By Cesar Perez |Staff Writer|
But what exactly makes a great horror movie?
I believe a groundbreaking horror movie is more than just providing a few cheap jump scares, it has to rattle, shake, and leave you mesmerized till the very end.
Alfred Hitchcock is one of the biggest influential film directors, leaving a legacy with his most famous films, “The Birds” and “Psycho,” which have influenced movies like Brian De Palma’s “Carrie” and John Carpenter’s “Halloween.”
CSUSB Professor Charles Metts stated in an email interview, “If the horror director has studied Hitchcock, then they’ll understand the role that suspense plays in creating another kind of tension.”
“The Shining,” directed by Stanley Kubrick, is a great example of a horror movie that builds suspense and tension.
Great and iconic horror films all seem to follow a similar formula.
They all have a unique and original plot, the musical score is haunting.
They unveil an iconic villain, and rely on atmosphere and suspense to scare audiences.
But the tasks of terrorizing audiences is not easy, and it is something that only a few directors can accomplish.
Films that truly scare audiences leave them wanting to look at the screen, but also wanting to look away, and as Metts wrote, “Often we get caught up in looking at things that we don’t really want to see and that is where the tension lies.”
Great horror movies from the 1970s include but are not limited to films such as “The Exorcist”, “Carrie”, and “The Texas Chainsaw Massacre.”
These films show little to no blood, and rely more on suspense and atmosphere, giving their films that dark and disturbing tone that leave audiences cringing in their seats.
Slasher films from the 1980s revolutionized horror with films like “Halloween”, “Friday the 13th”, and “A Nightmare on Elm Street,” which have all been remade and updated for a more contemporary audience.
Although these slasher flicks show more blood and provide more jump scares, it is the simplicity of their plots and their mesmerizing villains that have allowed these horror films to stand the test of time.
Third year student, Jeremy Sandoval, believes that a good horror film should include, “blood, scary music, and things that pop out unexpectedly.”
It was not until 1996 when the film “Scream” was released and the horror genre was reinvented.
“Scream” directed by Wes Craven has everything you would want in a great horror film.
The film has an amazing and terrifying opening, the plot is unique and original, an outstanding musical score, great acting, and an iconic villain that
has become a popular costume every year around Halloween.
In the 21st century, films like “Paranormal Activity” do not show any blood, or hardly anything at all.

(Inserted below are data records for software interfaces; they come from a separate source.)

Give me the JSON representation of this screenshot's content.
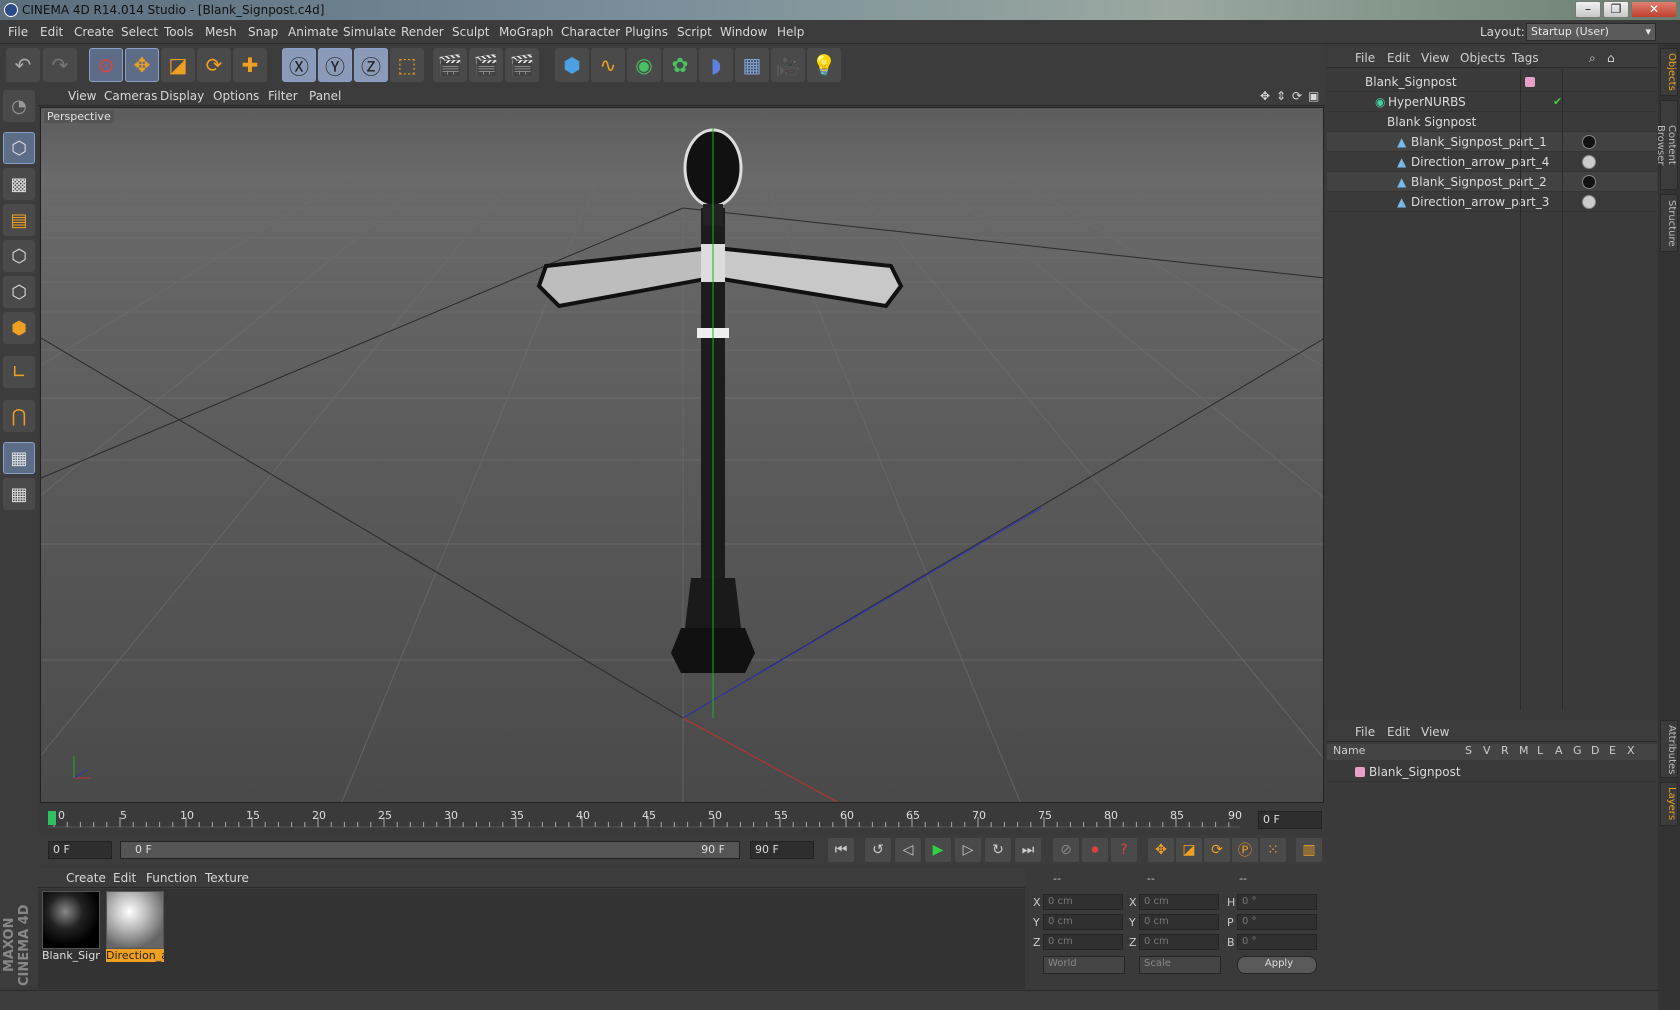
{
  "window": {
    "title": "CINEMA 4D R14.014 Studio - [Blank_Signpost.c4d]",
    "min": "–",
    "max": "❐",
    "close": "✕"
  },
  "menu": [
    "File",
    "Edit",
    "Create",
    "Select",
    "Tools",
    "Mesh",
    "Snap",
    "Animate",
    "Simulate",
    "Render",
    "Sculpt",
    "MoGraph",
    "Character",
    "Plugins",
    "Script",
    "Window",
    "Help"
  ],
  "layout": {
    "label": "Layout:",
    "value": "Startup (User)"
  },
  "viewport": {
    "menu": [
      "View",
      "Cameras",
      "Display",
      "Options",
      "Filter",
      "Panel"
    ],
    "label": "Perspective"
  },
  "timeline": {
    "ticks": [
      "0",
      "5",
      "10",
      "15",
      "20",
      "25",
      "30",
      "35",
      "40",
      "45",
      "50",
      "55",
      "60",
      "65",
      "70",
      "75",
      "80",
      "85",
      "90"
    ],
    "current_frame": "0 F"
  },
  "transport": {
    "start": "0 F",
    "range_start": "0 F",
    "range_end": "90 F",
    "end": "90 F"
  },
  "materials": {
    "menu": [
      "Create",
      "Edit",
      "Function",
      "Texture"
    ],
    "items": [
      {
        "name": "Blank_Sign",
        "selected": false
      },
      {
        "name": "Direction_a",
        "selected": true
      }
    ]
  },
  "coords": {
    "headers": [
      "--",
      "--",
      "--"
    ],
    "rows": [
      {
        "a": "X",
        "v1": "0 cm",
        "b": "X",
        "v2": "0 cm",
        "c": "H",
        "v3": "0 °"
      },
      {
        "a": "Y",
        "v1": "0 cm",
        "b": "Y",
        "v2": "0 cm",
        "c": "P",
        "v3": "0 °"
      },
      {
        "a": "Z",
        "v1": "0 cm",
        "b": "Z",
        "v2": "0 cm",
        "c": "B",
        "v3": "0 °"
      }
    ],
    "space": "World",
    "mode": "Scale",
    "apply": "Apply"
  },
  "objects": {
    "menu": [
      "File",
      "Edit",
      "View",
      "Objects",
      "Tags"
    ],
    "rows": [
      {
        "name": "Blank_Signpost",
        "indent": 0
      },
      {
        "name": "HyperNURBS",
        "indent": 1
      },
      {
        "name": "Blank Signpost",
        "indent": 2
      },
      {
        "name": "Blank_Signpost_part_1",
        "indent": 3
      },
      {
        "name": "Direction_arrow_part_4",
        "indent": 3
      },
      {
        "name": "Blank_Signpost_part_2",
        "indent": 3
      },
      {
        "name": "Direction_arrow_part_3",
        "indent": 3
      }
    ]
  },
  "layers": {
    "menu": [
      "File",
      "Edit",
      "View"
    ],
    "columns": [
      "Name",
      "S",
      "V",
      "R",
      "M",
      "L",
      "A",
      "G",
      "D",
      "E",
      "X"
    ],
    "rows": [
      {
        "name": "Blank_Signpost"
      }
    ]
  },
  "right_tabs": [
    "Objects",
    "Content Browser",
    "Structure",
    "Attributes",
    "Layers"
  ],
  "brand": "MAXON CINEMA 4D",
  "colors": {
    "accent": "#f0a020",
    "selected_tool": "#5d6d88",
    "layer_color": "#e8a0c8"
  }
}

Sometimes less is more, and in this case it allows audiences to use more of their imagination and builds the suspense even further.
First year student Jordan is not a fan of horror movies but says that a great one is, “a combination of suspense and good effects.”
Halloween is just around the corner, and if you’re in the mood for a scary movie, know that it’ll take more than a few jump scares to leave you truly terrified.